> [Task directions]: Leaving the pictures aside, restate all of the data exactly.

━━━━━━━━━━━━━━━━

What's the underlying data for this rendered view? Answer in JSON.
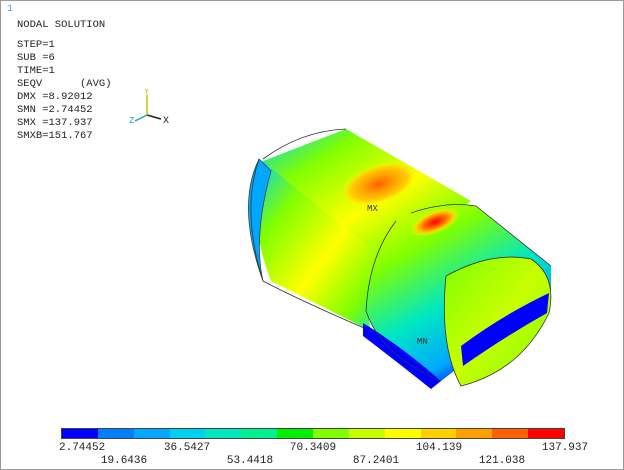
{
  "window_number": "1",
  "header": {
    "title": "NODAL SOLUTION",
    "step": "STEP=1",
    "sub": "SUB =6",
    "time": "TIME=1",
    "result": "SEQV      (AVG)",
    "dmx": "DMX =8.92012",
    "smn": "SMN =2.74452",
    "smx": "SMX =137.937",
    "smxb": "SMXB=151.767"
  },
  "triad": {
    "x_label": "X",
    "y_label": "Y",
    "z_label": "Z"
  },
  "model": {
    "max_label": "MX",
    "min_label": "MN"
  },
  "legend": {
    "colors": [
      "#0000ff",
      "#0080ff",
      "#00a8ff",
      "#00d0f0",
      "#00e8c0",
      "#00f090",
      "#00f000",
      "#80ff00",
      "#c8ff00",
      "#ffff00",
      "#ffd000",
      "#ffa000",
      "#ff6000",
      "#ff0000"
    ],
    "labels_top": [
      "2.74452",
      "36.5427",
      "70.3409",
      "104.139",
      "137.937"
    ],
    "labels_bottom": [
      "19.6436",
      "53.4418",
      "87.2401",
      "121.038"
    ]
  }
}
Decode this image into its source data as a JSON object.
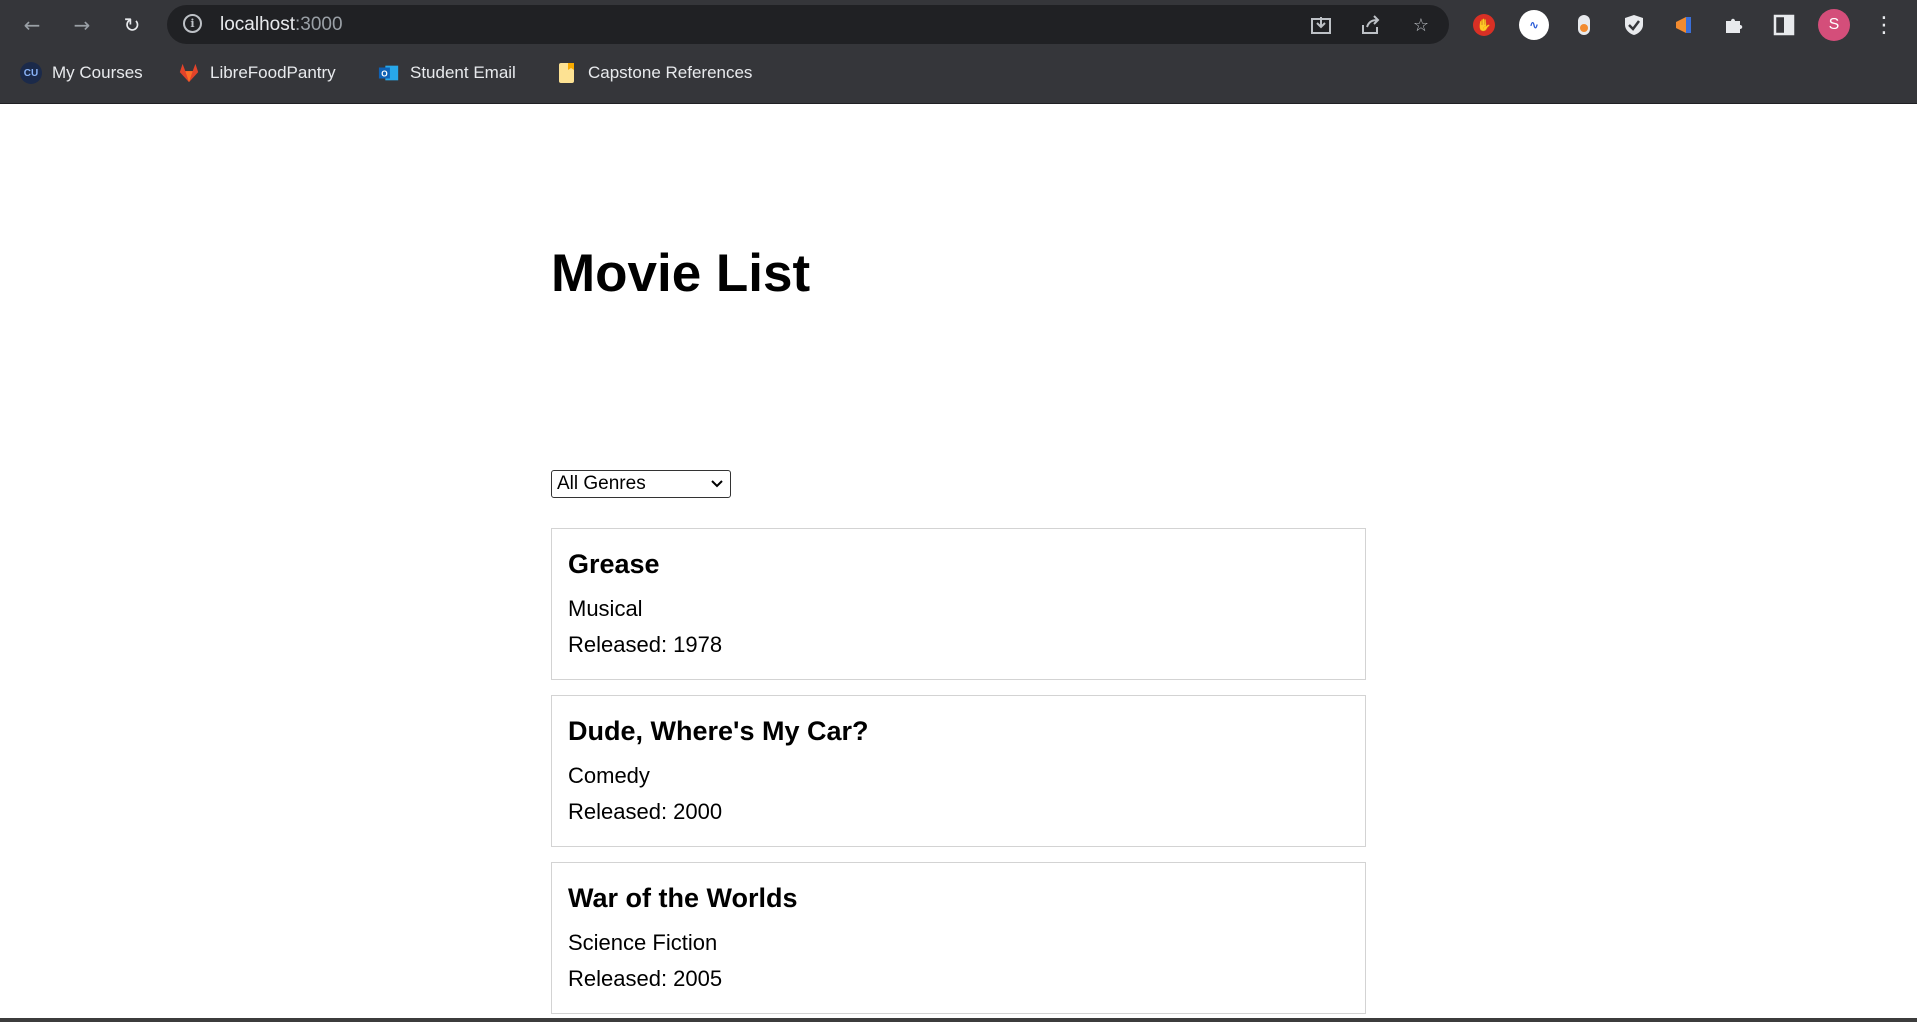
{
  "browser": {
    "url_host": "localhost",
    "url_port": ":3000",
    "profile_initial": "S",
    "bookmarks": [
      {
        "label": "My Courses",
        "icon": "cu-icon"
      },
      {
        "label": "LibreFoodPantry",
        "icon": "gitlab-icon"
      },
      {
        "label": "Student Email",
        "icon": "outlook-icon"
      },
      {
        "label": "Capstone References",
        "icon": "folder-icon"
      }
    ]
  },
  "page": {
    "title": "Movie List",
    "filter": {
      "selected": "All Genres"
    },
    "movies": [
      {
        "title": "Grease",
        "genre": "Musical",
        "released": "Released: 1978"
      },
      {
        "title": "Dude, Where's My Car?",
        "genre": "Comedy",
        "released": "Released: 2000"
      },
      {
        "title": "War of the Worlds",
        "genre": "Science Fiction",
        "released": "Released: 2005"
      }
    ]
  },
  "colors": {
    "chrome_bg": "#35363a",
    "omnibox_bg": "#202124",
    "profile": "#d44e7a",
    "card_border": "#d3d3d3"
  }
}
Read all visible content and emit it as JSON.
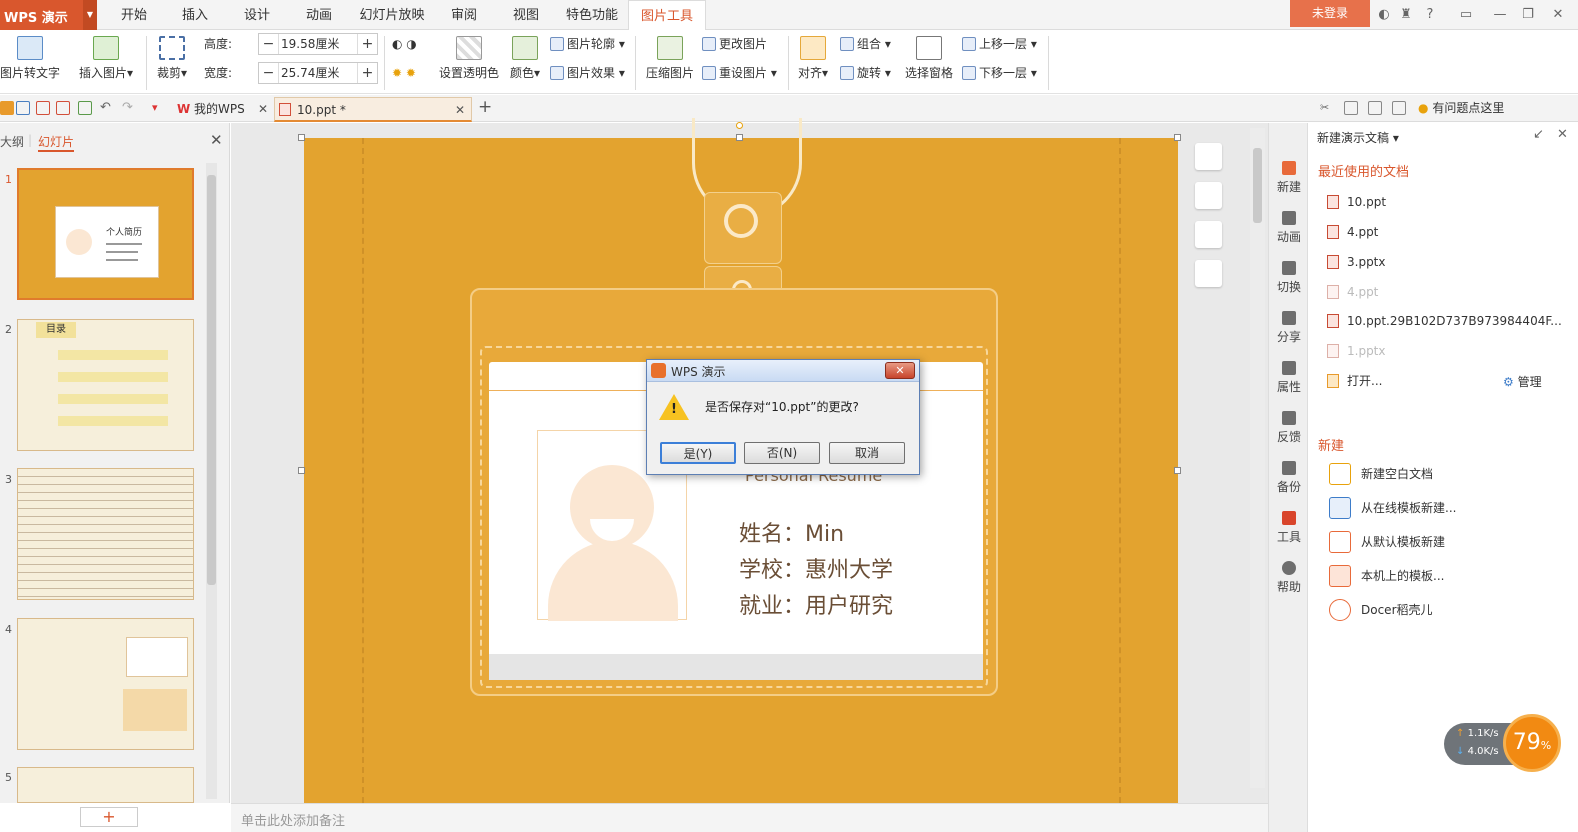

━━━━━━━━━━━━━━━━

> [Task response]:
What's the underlying data for this rendered view? Answer in JSON.
{
  "window_number": "1",
  "header": {
    "title": "NODAL SOLUTION",
    "step": "STEP=1",
    "sub": "SUB =6",
    "time": "TIME=1",
    "result": "SEQV      (AVG)",
    "dmx": "DMX =8.92012",
    "smn": "SMN =2.74452",
    "smx": "SMX =137.937",
    "smxb": "SMXB=151.767"
  },
  "triad": {
    "x_label": "X",
    "y_label": "Y",
    "z_label": "Z"
  },
  "model": {
    "max_label": "MX",
    "min_label": "MN"
  },
  "legend": {
    "colors": [
      "#0000ff",
      "#0080ff",
      "#00a8ff",
      "#00d0f0",
      "#00e8c0",
      "#00f090",
      "#00f000",
      "#80ff00",
      "#c8ff00",
      "#ffff00",
      "#ffd000",
      "#ffa000",
      "#ff6000",
      "#ff0000"
    ],
    "labels_top": [
      "2.74452",
      "36.5427",
      "70.3409",
      "104.139",
      "137.937"
    ],
    "labels_bottom": [
      "19.6436",
      "53.4418",
      "87.2401",
      "121.038"
    ]
  }
}
Decode this image into its source data as a JSON object.
{
  "browser": {
    "url_host": "localhost",
    "url_port": ":3000",
    "profile_initial": "S",
    "bookmarks": [
      {
        "label": "My Courses",
        "icon": "cu-icon"
      },
      {
        "label": "LibreFoodPantry",
        "icon": "gitlab-icon"
      },
      {
        "label": "Student Email",
        "icon": "outlook-icon"
      },
      {
        "label": "Capstone References",
        "icon": "folder-icon"
      }
    ]
  },
  "page": {
    "title": "Movie List",
    "filter": {
      "selected": "All Genres"
    },
    "movies": [
      {
        "title": "Grease",
        "genre": "Musical",
        "released": "Released: 1978"
      },
      {
        "title": "Dude, Where's My Car?",
        "genre": "Comedy",
        "released": "Released: 2000"
      },
      {
        "title": "War of the Worlds",
        "genre": "Science Fiction",
        "released": "Released: 2005"
      }
    ]
  },
  "colors": {
    "chrome_bg": "#35363a",
    "omnibox_bg": "#202124",
    "profile": "#d44e7a",
    "card_border": "#d3d3d3"
  }
}
Read all visible content and emit it as JSON.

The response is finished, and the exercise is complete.